Work order:
In the copy of the lines below, leave out pictures and print everything else exactly.
* * *
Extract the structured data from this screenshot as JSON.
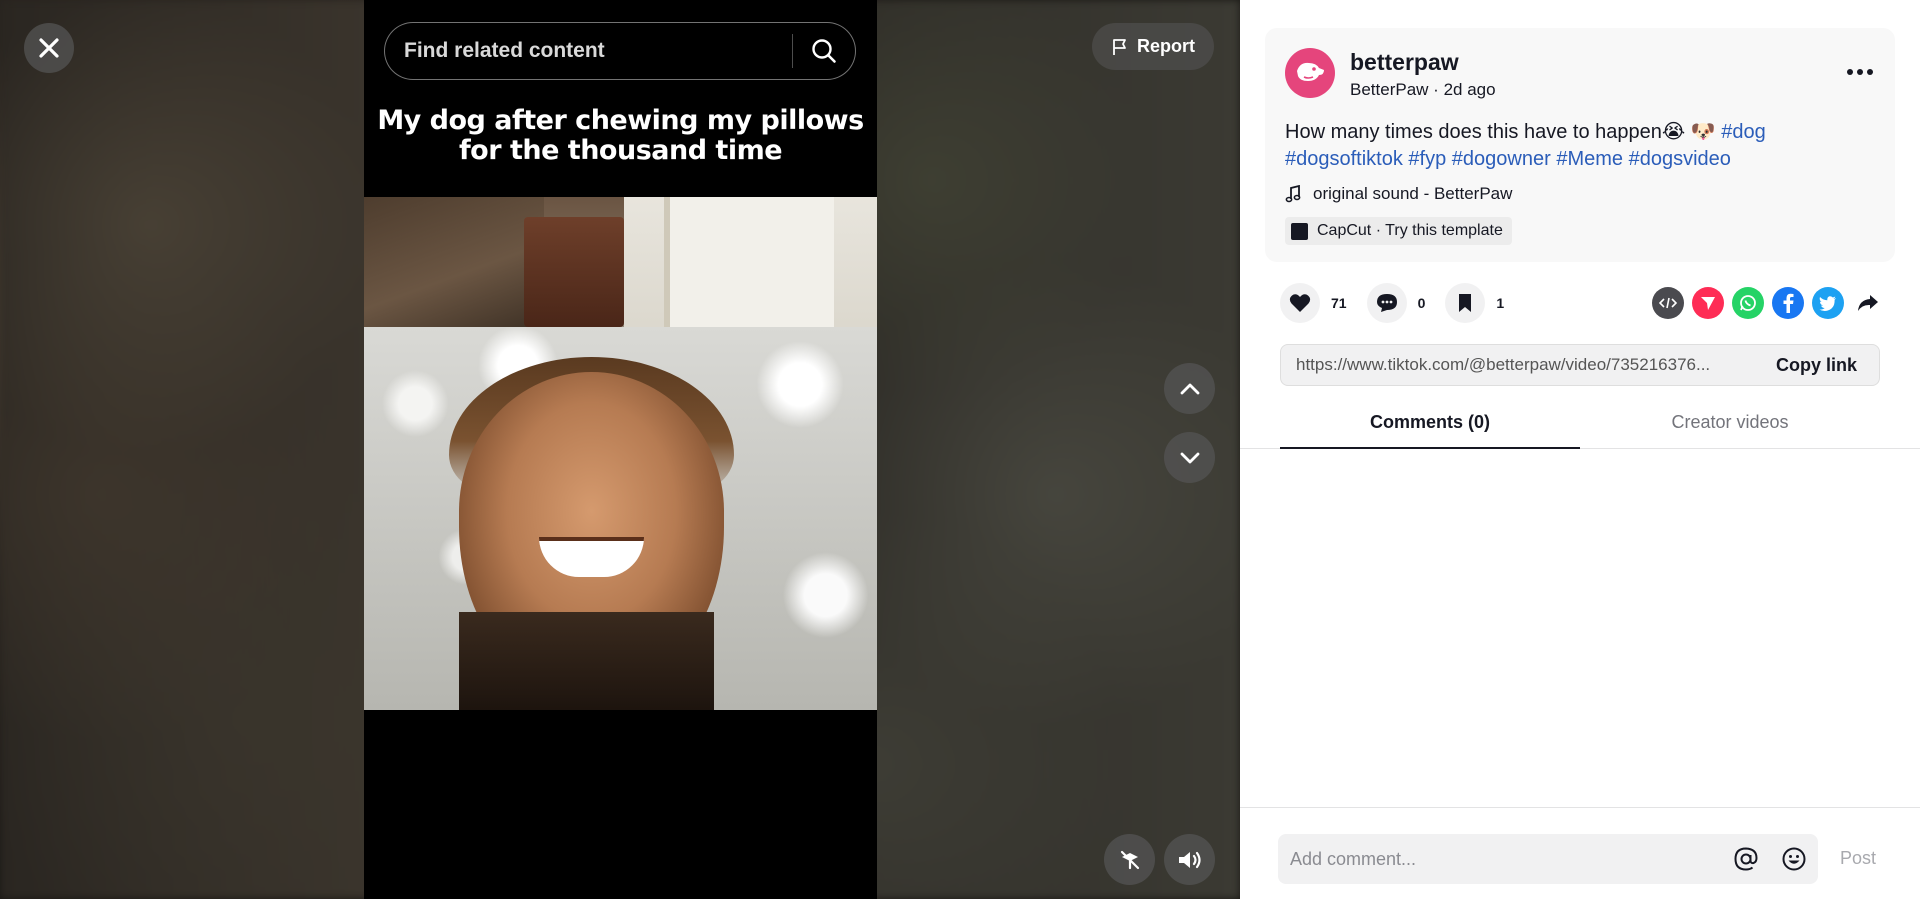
{
  "video": {
    "caption": "My dog after chewing my pillows for the thousand time",
    "search_placeholder": "Find related content",
    "report_label": "Report"
  },
  "post": {
    "username": "betterpaw",
    "display_name": "BetterPaw",
    "time_ago": "2d ago",
    "description_text": "How many times does this have to happen😭 🐶",
    "hashtags": [
      "#dog",
      "#dogsoftiktok",
      "#fyp",
      "#dogowner",
      "#Meme",
      "#dogsvideo"
    ],
    "music": "original sound - BetterPaw",
    "capcut": "CapCut · Try this template"
  },
  "actions": {
    "likes": "71",
    "comments": "0",
    "saves": "1"
  },
  "share": {
    "colors": {
      "embed": "#4a4a4f",
      "send": "#fe2c55",
      "whatsapp": "#25d366",
      "facebook": "#1877f2",
      "twitter": "#1da1f2"
    },
    "link": "https://www.tiktok.com/@betterpaw/video/735216376...",
    "copy_label": "Copy link"
  },
  "tabs": [
    {
      "label": "Comments (0)",
      "active": true
    },
    {
      "label": "Creator videos",
      "active": false
    }
  ],
  "comment": {
    "placeholder": "Add comment...",
    "post_label": "Post"
  },
  "theme": {
    "brand": "#fe2c55",
    "avatar": "#e5457c",
    "hashtag": "#2b5db9"
  }
}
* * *
Solved exercise:
Extract the structured data from this screenshot as JSON.
{
  "video": {
    "caption": "My dog after chewing my pillows for the thousand time",
    "search_placeholder": "Find related content",
    "report_label": "Report"
  },
  "post": {
    "username": "betterpaw",
    "display_name": "BetterPaw",
    "time_ago": "2d ago",
    "description_text": "How many times does this have to happen😭 🐶",
    "hashtags": [
      "#dog",
      "#dogsoftiktok",
      "#fyp",
      "#dogowner",
      "#Meme",
      "#dogsvideo"
    ],
    "music": "original sound - BetterPaw",
    "capcut": "CapCut · Try this template"
  },
  "actions": {
    "likes": "71",
    "comments": "0",
    "saves": "1"
  },
  "share": {
    "colors": {
      "embed": "#4a4a4f",
      "send": "#fe2c55",
      "whatsapp": "#25d366",
      "facebook": "#1877f2",
      "twitter": "#1da1f2"
    },
    "link": "https://www.tiktok.com/@betterpaw/video/735216376...",
    "copy_label": "Copy link"
  },
  "tabs": [
    {
      "label": "Comments (0)",
      "active": true
    },
    {
      "label": "Creator videos",
      "active": false
    }
  ],
  "comment": {
    "placeholder": "Add comment...",
    "post_label": "Post"
  },
  "theme": {
    "brand": "#fe2c55",
    "avatar": "#e5457c",
    "hashtag": "#2b5db9"
  }
}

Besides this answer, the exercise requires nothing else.